Vatican Radio said Tuesday it will start running commercials for the first time in its 78-year history, interspersing the pope's messages with "ideologically" sound publicity spots.
The first ads from Italian energy giant Enel will start running July 6 in five languages: Italian, English, Spanish, French and German, officials said at a news conference.
Previously, it wasn't realistic to run advertisements since Vatican Radio had limited broadcast times on short-wave stations, said the Rev. Federico Lombardi, the head of Vatican Radio and the Vatican's chief spokesman.

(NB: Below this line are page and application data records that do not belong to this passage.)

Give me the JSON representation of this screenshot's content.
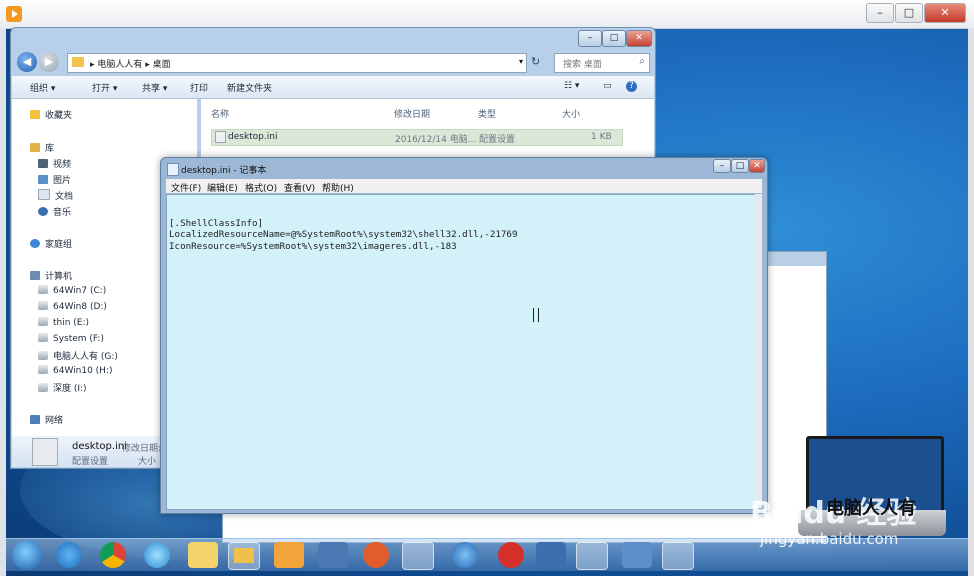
{
  "explorer": {
    "breadcrumb": [
      "电脑人人有",
      "桌面"
    ],
    "search_placeholder": "搜索 桌面",
    "toolbar": [
      "组织 ▾",
      "打开 ▾",
      "共享 ▾",
      "打印",
      "新建文件夹"
    ],
    "nav": {
      "favorites": "收藏夹",
      "libraries": "库",
      "library_items": [
        "视频",
        "图片",
        "文档",
        "音乐"
      ],
      "homegroup": "家庭组",
      "computer": "计算机",
      "drives": [
        "64Win7 (C:)",
        "64Win8 (D:)",
        "thin (E:)",
        "System (F:)",
        "电脑人人有 (G:)",
        "64Win10 (H:)",
        "深度 (I:)"
      ],
      "network": "网络"
    },
    "columns": [
      "名称",
      "修改日期",
      "类型",
      "大小"
    ],
    "files": [
      {
        "name": "desktop.ini",
        "date": "2016/12/14 电脑...",
        "type": "配置设置",
        "size": "1 KB"
      }
    ],
    "details": {
      "name": "desktop.ini",
      "date_label": "修改日期:",
      "type": "配置设置",
      "size_label": "大小"
    }
  },
  "notepad": {
    "title": "desktop.ini - 记事本",
    "menu": [
      "文件(F)",
      "编辑(E)",
      "格式(O)",
      "查看(V)",
      "帮助(H)"
    ],
    "content": "\n[.ShellClassInfo]\nLocalizedResourceName=@%SystemRoot%\\system32\\shell32.dll,-21769\nIconResource=%SystemRoot%\\system32\\imageres.dll,-183"
  },
  "watermark": {
    "brand": "Baidu 经验",
    "url": "jingyan.baidu.com",
    "overlay_text": "电脑人人有"
  }
}
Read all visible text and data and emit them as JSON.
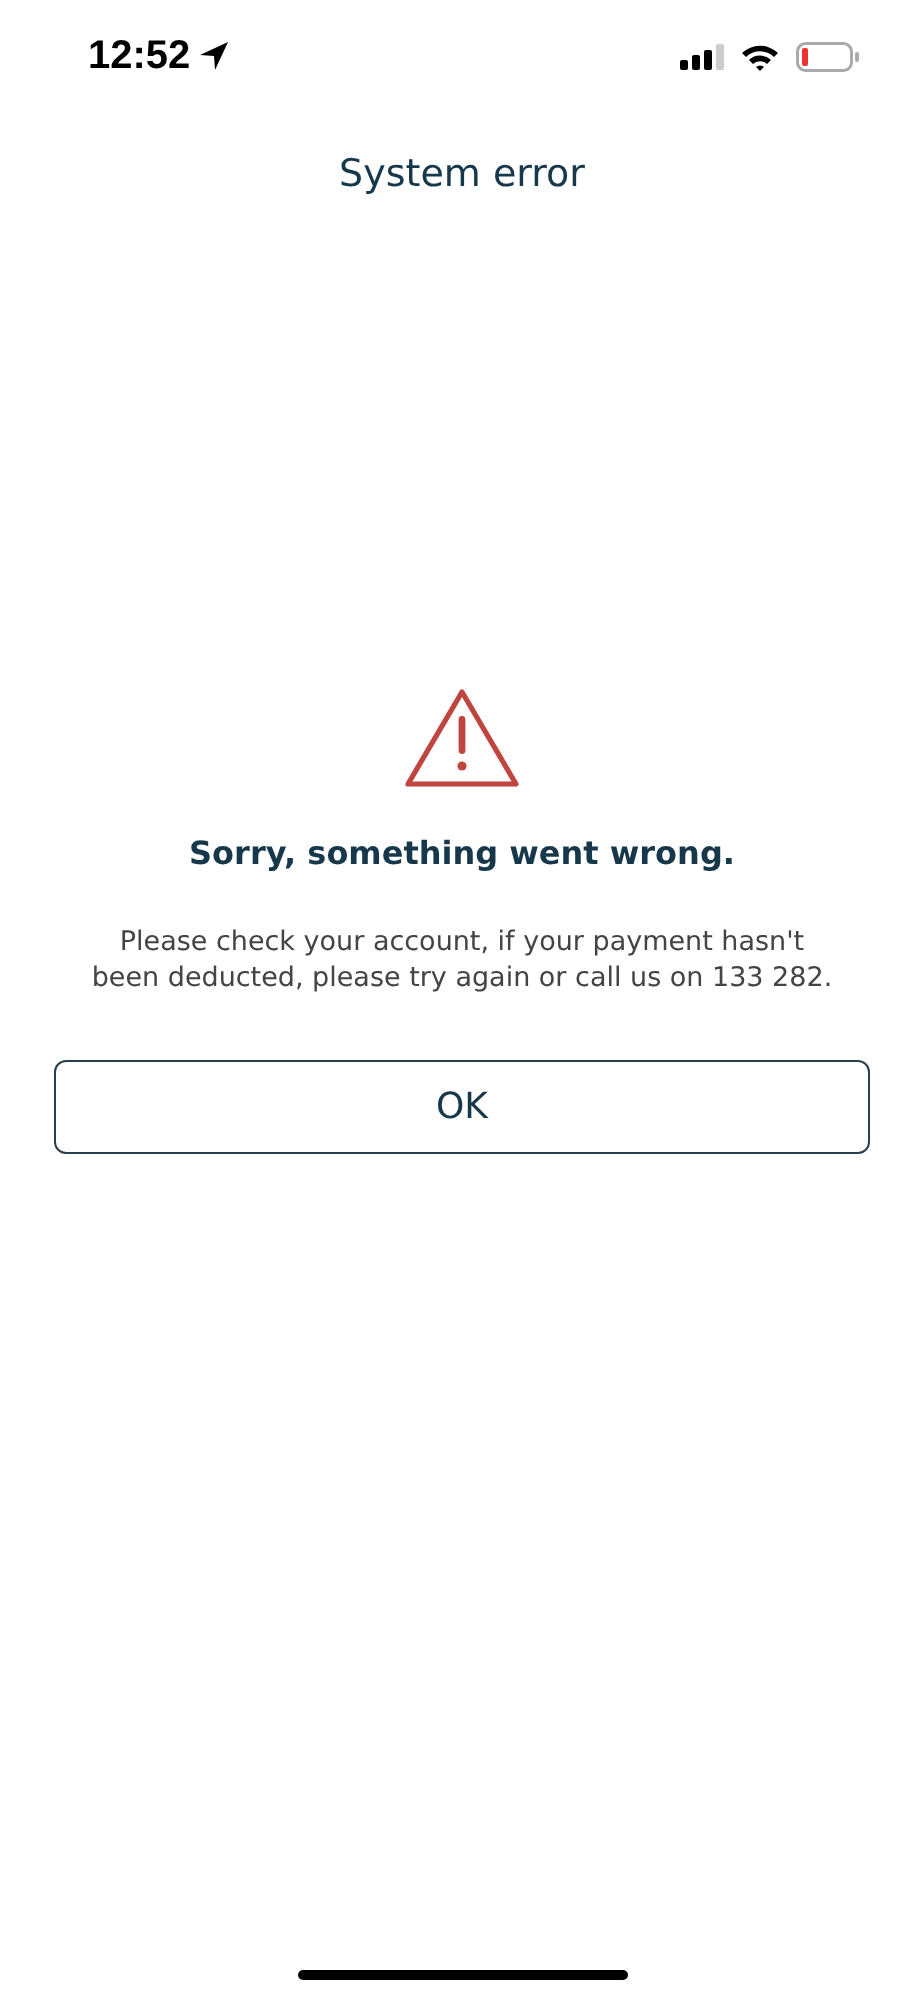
{
  "status_bar": {
    "time": "12:52"
  },
  "header": {
    "title": "System error"
  },
  "error": {
    "heading": "Sorry, something went wrong.",
    "message": "Please check your account, if your payment hasn't been deducted, please try again or call us on 133 282."
  },
  "buttons": [
    "OK"
  ]
}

Now, though, the pope's broadcaster runs 24-hour programming on FM stations in much of Italy, and via Internet for the rest of the world.
"This programming, with an increasingly stable public, is naturally a place where publicity can more logically be inserted," Lombardi said.
Founded in 1931, Vatican Radio broadcasts the pope's messages and news of the Catholic Church, and current affairs in 40 languages around the world.
Monsignor Renato Boccardo, secretary general of the Vatican City state administration, said the Holy See's aim wasn't purely to make money but to collaborate with other institutions.
"There is an ideological aspect that supports everything: the will and desire to bring about initiatives that are at the service of all," he said.
An Italian communications firm specializing in publicity for Catholic media, MAB.q, will screen potential clients for quality and ethical content and propose them to the Vatican, officials said.
The Vatican has two other main news outlets: CTV, the Vatican television operation, and the daily newspaper L'Osservatore Romano, which runs selected advertisements.